INDICATE CLEARLY WHICH PEER’S ESSAY PROMPTS YOUR RESPONSE. ADDRESS YOUR PEER’S C

Indicate clearly which peer’s essay prompts your response.
Address your peer’s comments specifically, making your focus how you want to extend, complicate, challenge, or uphold your peer’s insights.
Present your own views, showing a solid knowledge of the text.
Cite at least 3 textual examples (from your textbook/the readings) in your response.
Proofread. (No more than 3 errors in grammar, punctuation, and spelling per response.)
Quote and cite correctly using MLA documentation style.
Ensure that your response supports your peer to write and read more fully and rigorously. Think: How can I support this person’s work while expanding or drilling down on the ideas presented?
DRAFT SCRIPT FOR PEER RESPONSE:
Intro.: I’m responding to (X’s) posting about (TOPIC). While I agree with X’s point about (SUBTOPIC), I want to (BUILD ON/EXTEND/EMPHASIZE/COMPLICATE/CHALLENGE) the claim that (POINT from X’s essay). My responses focuses on (X).
Body of response(2-4 para.): Lead your audience through your examples, which should connect the figurative language of the texts to your extension of the original posting. Within your response, show support for the writer’s insights and challenge them to probe further. If you can see ways they could make the argument more effective or compelling, or if you see larger implications unexplored, say that too. If you admire a strategy of writing or thinking that your peer used, or if you learned something from the essay, note it.
Remember: At least 3 citations in the body of your response.

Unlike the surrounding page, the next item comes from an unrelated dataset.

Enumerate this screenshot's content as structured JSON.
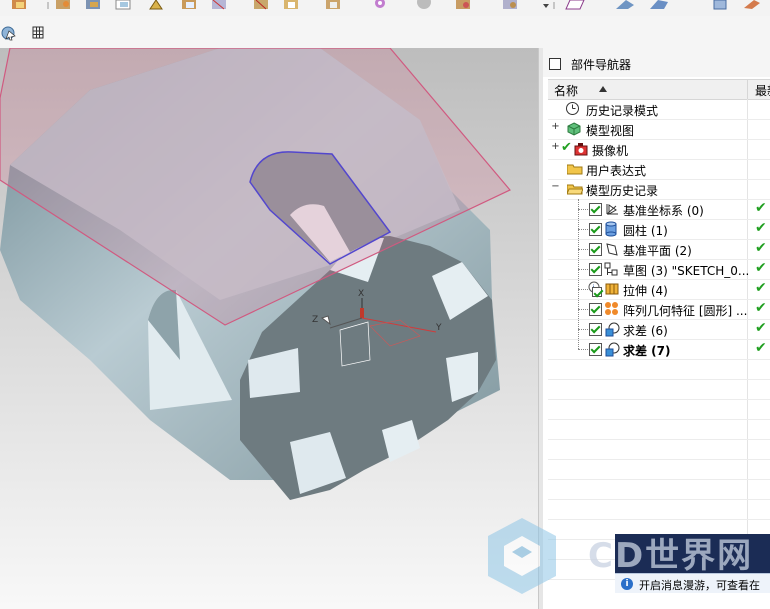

Brief conclusion: You could point to a larger course theme or issue in the book, reinforce something you will take with you from the book, or mention some connection among essays. Don’t write “to conclude” or “in conclusion.”